3) Team USA Has Three ITT Medal Favorites

At the 2014 road world championships, Evelyn Stevens claimed the ITT bronze medal — to go with her silver from 2012. With her eye on finally claiming the world title, Stevens worked with coach Neal Henderson and sponsor Specialized on the track and in the wind tunnel last winter to perfect her aerodynamic position.

“It is the small things, when you do it right, that lead to that success," Henderson told Cyclingnews.com.

Carmen Small is also shooting for another trip to the worlds podium in the ITT. She claimed the bronze medal in 2013, and in May, she finished 13 seconds behind Armstrong at 2015 U.S. nationals for the silver medal.

But should the U.S. women sweep the ITT medals at worlds, only two can earn a nomination to the 2016 U.S. Olympic Team.

4) Taylor Phinney Is Recovered And Ready

After Taylor Phinney’s horrific crash at 2014 nationals, his cycling career was in doubt. Could he recover from a shattered left knee and leg, and again rank among the world’s best?

The answer, so far, is yes. The 25-year-old Olympian returned to racing in August and then won a circuit race in the USA Pro Challenge (his second stage race since the crash). He also finished sixth in the individual time trial.

Last week, he raced the first six stages of the grueling Tour of Britain to round out his fitness before worlds.

“Any time trial in the U.S. is obviously special, and the team time trial is something that I've specialized in for a long time,” Phinney told Cyclingnews.com in early September. “I didn't know if I was going to be good enough for it but last week we had a camp and I felt really strong.”

5) Why Not Tyler Farrar Or Megan Guarnier For Road Race Victory?

World championship road races are always hard to predict. Last year, while the race favorites waited to see which (of them) would lead out the final sprint, unheralded Polish rider Michal Kwiatkowski jumped off the front and soloed to victory.

Adding to the unpredictability, the worlds road race is like baseball’s all-star game, where the top players from various teams come together to play on the National and American league teams. Cycling rivals who normally compete on different trade teams compete at worlds for their countries.

So even though the U.S. men are not listed among the favorites — particularly after top-ranked American Tejay van Garderen recently broke his collarbone — why couldn’t Olympian Tyler Farrar win it? If he did, he would be the first American man to win the world title since 1992.
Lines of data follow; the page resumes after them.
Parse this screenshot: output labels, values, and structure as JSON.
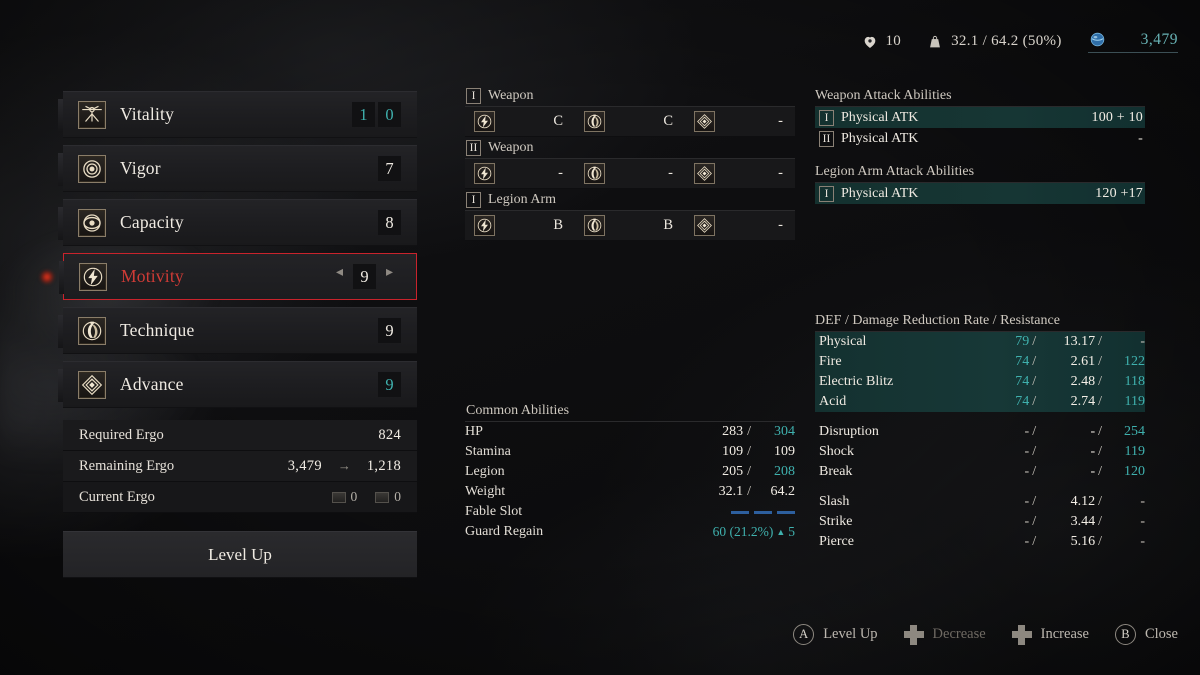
{
  "topbar": {
    "humanity": {
      "icon": "heart-icon",
      "value": "10"
    },
    "weight": {
      "icon": "weight-icon",
      "value": "32.1 / 64.2 (50%)"
    },
    "ergo": {
      "icon": "ergo-orb-icon",
      "value": "3,479"
    }
  },
  "stats": {
    "rows": [
      {
        "icon": "vitality-icon",
        "label": "Vitality",
        "value": "10",
        "digits": [
          "1",
          "0"
        ],
        "teal": true,
        "selected": false
      },
      {
        "icon": "vigor-icon",
        "label": "Vigor",
        "value": "7",
        "digits": [
          "7"
        ],
        "teal": false,
        "selected": false
      },
      {
        "icon": "capacity-icon",
        "label": "Capacity",
        "value": "8",
        "digits": [
          "8"
        ],
        "teal": false,
        "selected": false
      },
      {
        "icon": "motivity-icon",
        "label": "Motivity",
        "value": "9",
        "digits": [
          "9"
        ],
        "teal": false,
        "selected": true
      },
      {
        "icon": "technique-icon",
        "label": "Technique",
        "value": "9",
        "digits": [
          "9"
        ],
        "teal": false,
        "selected": false
      },
      {
        "icon": "advance-icon",
        "label": "Advance",
        "value": "9",
        "digits": [
          "9"
        ],
        "teal": true,
        "selected": false
      }
    ],
    "decrease_arrow": "◂",
    "increase_arrow": "▸"
  },
  "ergo_panel": {
    "required_label": "Required Ergo",
    "required_value": "824",
    "remaining_label": "Remaining Ergo",
    "remaining_before": "3,479",
    "remaining_arrow": "→",
    "remaining_after": "1,218",
    "current_label": "Current Ergo",
    "current_items": [
      {
        "icon": "ergo-chunk-icon",
        "value": "0"
      },
      {
        "icon": "ergo-fragment-icon",
        "value": "0"
      }
    ],
    "level_up_button": "Level Up"
  },
  "scaling": {
    "sections": [
      {
        "numeral": "I",
        "title": "Weapon",
        "entries": [
          {
            "icon": "motivity-icon",
            "grade": "C"
          },
          {
            "icon": "technique-icon",
            "grade": "C"
          },
          {
            "icon": "advance-icon",
            "grade": "-"
          }
        ]
      },
      {
        "numeral": "II",
        "title": "Weapon",
        "entries": [
          {
            "icon": "motivity-icon",
            "grade": "-"
          },
          {
            "icon": "technique-icon",
            "grade": "-"
          },
          {
            "icon": "advance-icon",
            "grade": "-"
          }
        ]
      },
      {
        "numeral": "I",
        "title": "Legion Arm",
        "entries": [
          {
            "icon": "motivity-icon",
            "grade": "B"
          },
          {
            "icon": "technique-icon",
            "grade": "B"
          },
          {
            "icon": "advance-icon",
            "grade": "-"
          }
        ]
      }
    ]
  },
  "common_abilities": {
    "title": "Common Abilities",
    "rows": [
      {
        "label": "HP",
        "current": "283",
        "sep": "/",
        "max": "304",
        "max_teal": true
      },
      {
        "label": "Stamina",
        "current": "109",
        "sep": "/",
        "max": "109",
        "max_teal": false
      },
      {
        "label": "Legion",
        "current": "205",
        "sep": "/",
        "max": "208",
        "max_teal": true
      },
      {
        "label": "Weight",
        "current": "32.1",
        "sep": "/",
        "max": "64.2",
        "max_teal": false
      }
    ],
    "fable_slot_label": "Fable Slot",
    "fable_slot_count": 3,
    "guard_regain_label": "Guard Regain",
    "guard_regain_value": "60 (21.2%)",
    "guard_regain_up_icon": "▲",
    "guard_regain_delta": "5"
  },
  "weapon_attack": {
    "title": "Weapon Attack Abilities",
    "rows": [
      {
        "numeral": "I",
        "label": "Physical ATK",
        "value": "100 + 10",
        "highlight": true
      },
      {
        "numeral": "II",
        "label": "Physical ATK",
        "value": "-",
        "highlight": false
      }
    ]
  },
  "legion_attack": {
    "title": "Legion Arm Attack Abilities",
    "rows": [
      {
        "numeral": "I",
        "label": "Physical ATK",
        "value": "120 +17",
        "highlight": true
      }
    ]
  },
  "defense": {
    "title": "DEF / Damage Reduction Rate / Resistance",
    "group_a": [
      {
        "label": "Physical",
        "def": "79",
        "def_teal": true,
        "rate": "13.17",
        "res": "-",
        "res_teal": false,
        "highlight": true
      },
      {
        "label": "Fire",
        "def": "74",
        "def_teal": true,
        "rate": "2.61",
        "res": "122",
        "res_teal": true,
        "highlight": true
      },
      {
        "label": "Electric Blitz",
        "def": "74",
        "def_teal": true,
        "rate": "2.48",
        "res": "118",
        "res_teal": true,
        "highlight": true
      },
      {
        "label": "Acid",
        "def": "74",
        "def_teal": true,
        "rate": "2.74",
        "res": "119",
        "res_teal": true,
        "highlight": true
      }
    ],
    "group_b": [
      {
        "label": "Disruption",
        "def": "-",
        "def_teal": false,
        "rate": "-",
        "res": "254",
        "res_teal": true,
        "highlight": false
      },
      {
        "label": "Shock",
        "def": "-",
        "def_teal": false,
        "rate": "-",
        "res": "119",
        "res_teal": true,
        "highlight": false
      },
      {
        "label": "Break",
        "def": "-",
        "def_teal": false,
        "rate": "-",
        "res": "120",
        "res_teal": true,
        "highlight": false
      }
    ],
    "group_c": [
      {
        "label": "Slash",
        "def": "-",
        "def_teal": false,
        "rate": "4.12",
        "res": "-",
        "res_teal": false,
        "highlight": false
      },
      {
        "label": "Strike",
        "def": "-",
        "def_teal": false,
        "rate": "3.44",
        "res": "-",
        "res_teal": false,
        "highlight": false
      },
      {
        "label": "Pierce",
        "def": "-",
        "def_teal": false,
        "rate": "5.16",
        "res": "-",
        "res_teal": false,
        "highlight": false
      }
    ],
    "separator": "/"
  },
  "prompts": [
    {
      "button": "A",
      "kind": "round",
      "label": "Level Up",
      "dim": false
    },
    {
      "button": "",
      "kind": "dpad",
      "label": "Decrease",
      "dim": true
    },
    {
      "button": "",
      "kind": "dpad",
      "label": "Increase",
      "dim": false
    },
    {
      "button": "B",
      "kind": "round",
      "label": "Close",
      "dim": false
    }
  ],
  "colors": {
    "teal": "#3fb1ae",
    "selection_red": "#c9232c",
    "highlight_green": "#163634",
    "fable_blue": "#2d5f9e"
  }
}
The 16-kilometer road race circuit around Richmond features 25 corners — two of them U turns — meaning that the men will face 400 decelerations and accelerations as they round the course 16 times for a total of 161 miles, and the women 200 times in their eight laps (80.5 miles).

It also features sections of cobblestones and only three climbs, but all in the final five kilometers. It’s similar to a Flemish classic, Farrar told Velo Magazine recently, adding that the short, steep climbs and cobblestones are “kind of my thing.”
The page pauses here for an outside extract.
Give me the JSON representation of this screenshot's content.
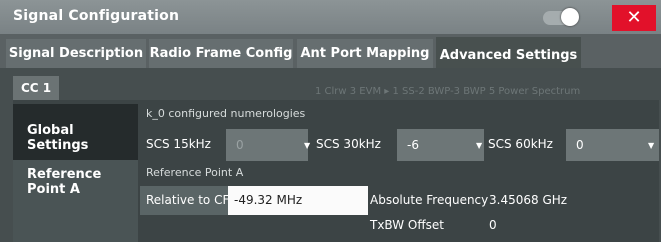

Working against Farrar, however, is that the U.S. men fell out of the top 10 ranked nations and can only field a team of six, not nine, riders.

While the men are dark horses, the U.S. women look strong. Megan Guarnier and Evelyn Stevens are strong classics riders. They are also teammates for Dutch team Boels-Dolmans. Guarnier won the inaugural Strade Bianche race in March and finished third in the Flemish classic Flèche Wallonne a few weeks later (Stevens won the Flemish classic in 2012). With help from Stevens, Guarnier also won her second national road race title in May.

“Incredible racing by ‪@boelsdolmansct ‪@evelyn_stevens powerhouse,” tweeted Guarnier after nationals. “Wouldn't be on the top step without the Team! Thank you!!”

If the women are willing to work together for a win at nationals, what can happen when a world title is on the line? The last U.S. world champion for the women was Beth Heiden — of winter Olympic speedskating fame — in 1980.

A freelance writer based in Vermont, Peggy Shinn has covered three Olympic Games. She has contributed to TeamUSA.org since its inception in 2008.